[Extracted data]

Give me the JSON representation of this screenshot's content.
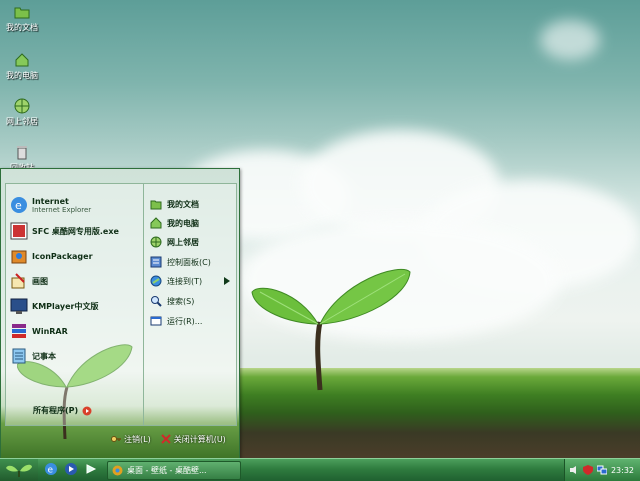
{
  "desktop_icons": [
    {
      "label": "我的文档",
      "icon": "folder-icon"
    },
    {
      "label": "我的电脑",
      "icon": "house-icon"
    },
    {
      "label": "网上邻居",
      "icon": "globe-icon"
    },
    {
      "label": "回收站",
      "icon": "recycle-bin-icon"
    }
  ],
  "start_menu": {
    "pinned": [
      {
        "title": "Internet",
        "subtitle": "Internet Explorer",
        "icon": "ie-icon"
      },
      {
        "title": "SFC 桌酷网专用版.exe",
        "icon": "sfc-icon"
      },
      {
        "title": "IconPackager",
        "icon": "iconpackager-icon"
      },
      {
        "title": "画图",
        "icon": "paint-icon"
      },
      {
        "title": "KMPlayer中文版",
        "icon": "kmplayer-icon"
      },
      {
        "title": "WinRAR",
        "icon": "winrar-icon"
      },
      {
        "title": "记事本",
        "icon": "notepad-icon"
      }
    ],
    "all_programs": "所有程序(P)",
    "right_items": [
      {
        "label": "我的文档",
        "icon": "folder-icon",
        "bold": true
      },
      {
        "label": "我的电脑",
        "icon": "house-icon",
        "bold": true
      },
      {
        "label": "网上邻居",
        "icon": "globe-icon",
        "bold": true
      },
      {
        "label": "控制面板(C)",
        "icon": "control-panel-icon",
        "bold": false
      },
      {
        "label": "连接到(T)",
        "icon": "connect-icon",
        "bold": false
      },
      {
        "label": "搜索(S)",
        "icon": "search-icon",
        "bold": false
      },
      {
        "label": "运行(R)...",
        "icon": "run-icon",
        "bold": false
      }
    ],
    "logoff": "注销(L)",
    "shutdown": "关闭计算机(U)"
  },
  "taskbar": {
    "task_label": "桌面 - 壁纸 - 桌酷壁...",
    "clock": "23:32"
  },
  "colors": {
    "accent": "#2f7c3f",
    "leaf": "#6cbf3c"
  }
}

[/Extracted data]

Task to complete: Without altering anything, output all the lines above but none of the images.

Solution to the problem:
Give me the JSON representation of this screenshot's content.
{
  "desktop_icons": [
    {
      "label": "我的文档",
      "icon": "folder-icon"
    },
    {
      "label": "我的电脑",
      "icon": "house-icon"
    },
    {
      "label": "网上邻居",
      "icon": "globe-icon"
    },
    {
      "label": "回收站",
      "icon": "recycle-bin-icon"
    }
  ],
  "start_menu": {
    "pinned": [
      {
        "title": "Internet",
        "subtitle": "Internet Explorer",
        "icon": "ie-icon"
      },
      {
        "title": "SFC 桌酷网专用版.exe",
        "icon": "sfc-icon"
      },
      {
        "title": "IconPackager",
        "icon": "iconpackager-icon"
      },
      {
        "title": "画图",
        "icon": "paint-icon"
      },
      {
        "title": "KMPlayer中文版",
        "icon": "kmplayer-icon"
      },
      {
        "title": "WinRAR",
        "icon": "winrar-icon"
      },
      {
        "title": "记事本",
        "icon": "notepad-icon"
      }
    ],
    "all_programs": "所有程序(P)",
    "right_items": [
      {
        "label": "我的文档",
        "icon": "folder-icon",
        "bold": true
      },
      {
        "label": "我的电脑",
        "icon": "house-icon",
        "bold": true
      },
      {
        "label": "网上邻居",
        "icon": "globe-icon",
        "bold": true
      },
      {
        "label": "控制面板(C)",
        "icon": "control-panel-icon",
        "bold": false
      },
      {
        "label": "连接到(T)",
        "icon": "connect-icon",
        "bold": false
      },
      {
        "label": "搜索(S)",
        "icon": "search-icon",
        "bold": false
      },
      {
        "label": "运行(R)...",
        "icon": "run-icon",
        "bold": false
      }
    ],
    "logoff": "注销(L)",
    "shutdown": "关闭计算机(U)"
  },
  "taskbar": {
    "task_label": "桌面 - 壁纸 - 桌酷壁...",
    "clock": "23:32"
  },
  "colors": {
    "accent": "#2f7c3f",
    "leaf": "#6cbf3c"
  }
}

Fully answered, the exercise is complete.